Home ownership, a critical key to economic stability across all demographics, is falling faster for low-income residents of Benton County while Franklin County has seen its rate soar.
Home ownership in the U.S. has generally been on the decline since peaking in 2005, shortly before the housing-led economic crash of 2008. It stood at about 66.4 percent for Benton and Franklin counties, down from a pre-recession high of 71.5 percent.
Income plays a major role, according to this week’s Benton-Franklin Trends. Trends is an initiative of the Institute for Public Policy and Economic Analysis at Eastern Washington. Each week, it produces reviews of the area’s economic, educational and civic health.

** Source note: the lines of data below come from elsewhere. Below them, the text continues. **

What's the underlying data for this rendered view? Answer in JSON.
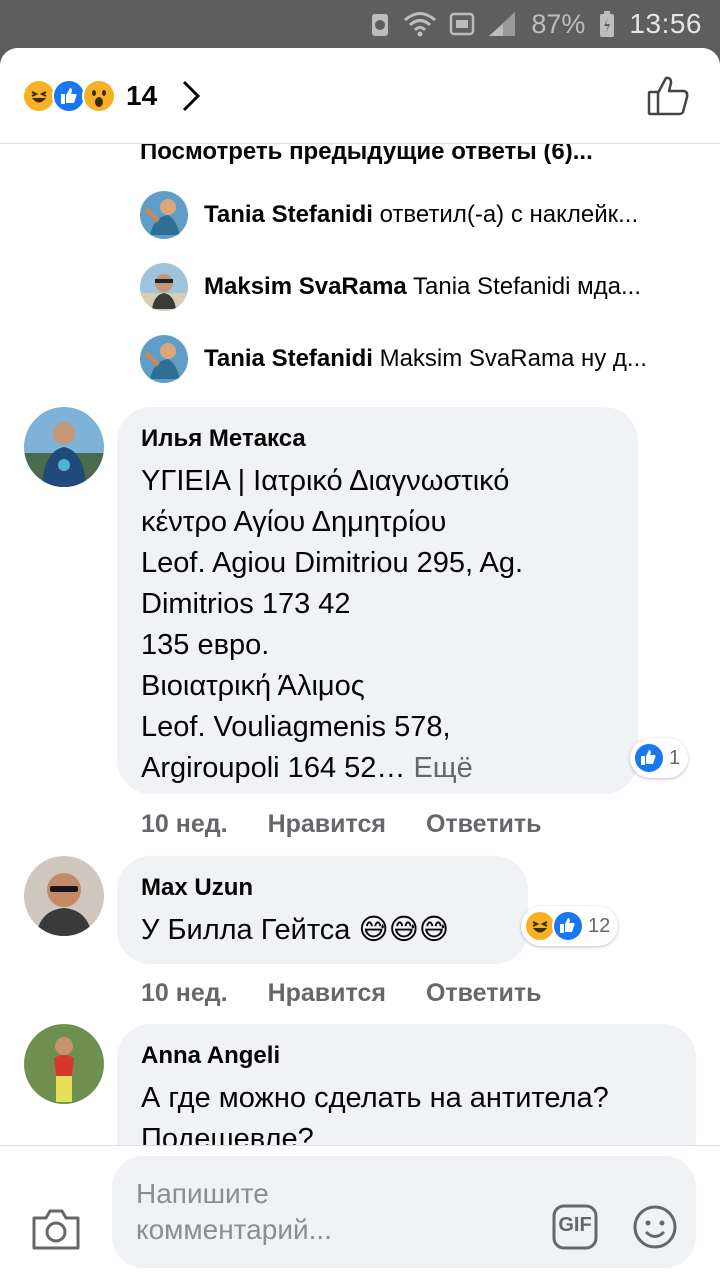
{
  "status_bar": {
    "battery_pct": "87%",
    "time": "13:56",
    "icons": [
      "recycle-icon",
      "wifi-icon",
      "hd-icon",
      "signal-icon",
      "battery-icon"
    ]
  },
  "header": {
    "reactions": [
      "haha",
      "like",
      "wow"
    ],
    "reaction_count": "14",
    "chevron_icon": "chevron-right-icon",
    "like_icon": "thumbs-up-icon"
  },
  "prev_replies_link": "Посмотреть предыдущие ответы (6)...",
  "replies": [
    {
      "author": "Tania Stefanidi",
      "text": "ответил(-а) с наклейк..."
    },
    {
      "author": "Maksim SvaRama",
      "text": "Tania Stefanidi мда..."
    },
    {
      "author": "Tania Stefanidi",
      "text": "Maksim SvaRama ну д..."
    }
  ],
  "comments": [
    {
      "author": "Илья Метакса",
      "body": "ΥΓΙΕΙΑ | Ιατρικό Διαγνωστικό\nκέντρο Αγίου Δημητρίου\nLeof. Agiou Dimitriou 295, Ag.\nDimitrios 173 42\n135 евро.\nΒιοιατρική Άλιμος\nLeof. Vouliagmenis 578,\nArgiroupoli 164 52…",
      "more": " Ещё",
      "reaction_count": "1",
      "time": "10 нед.",
      "like_label": "Нравится",
      "reply_label": "Ответить"
    },
    {
      "author": "Max Uzun",
      "body": "У Билла Гейтса 😅😅😅",
      "reaction_count": "12",
      "time": "10 нед.",
      "like_label": "Нравится",
      "reply_label": "Ответить"
    },
    {
      "author": "Anna Angeli",
      "body": "А где можно сделать на антитела?\nПодешевле?"
    }
  ],
  "composer": {
    "placeholder": "Напишите комментарий...",
    "gif_label": "GIF"
  },
  "colors": {
    "like_blue": "#1877f2",
    "bubble_bg": "#f0f2f5",
    "secondary_text": "#65676b",
    "haha_yellow": "#f7b125"
  }
}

This week’s report follows a recent larger look at local home ownership trends.
The report paints a clear picture that ownership depends on which side of the Columbia River you live on.
For the region, the home ownership rate for low-income households fell more than 17.3 percent between 2005 and 2014, landing at 40.5 percent. The decline was driven purely by a 30 percent drop in Benton County. The ownership rate for low-income households in Franklin County showed substantial gains.
37.8% (30% decline) Benton County
47.9% (18% increase) Franklin County
Trends offered one positive view for lower-income households. Thanks to lower ownership costs in the Tri-Cities, ownership rates here are higher than average for Washington overall, 40.5 percent versus 39.2 percent for the state.
Nationally, the ownership rate for low-income households stood at 43.7 percent.
Trends produces reports from state and federal data. Its ownership review is based on the U.S. Census Bureau’s American Community Survey. It is online at bit.ly/BFTrends.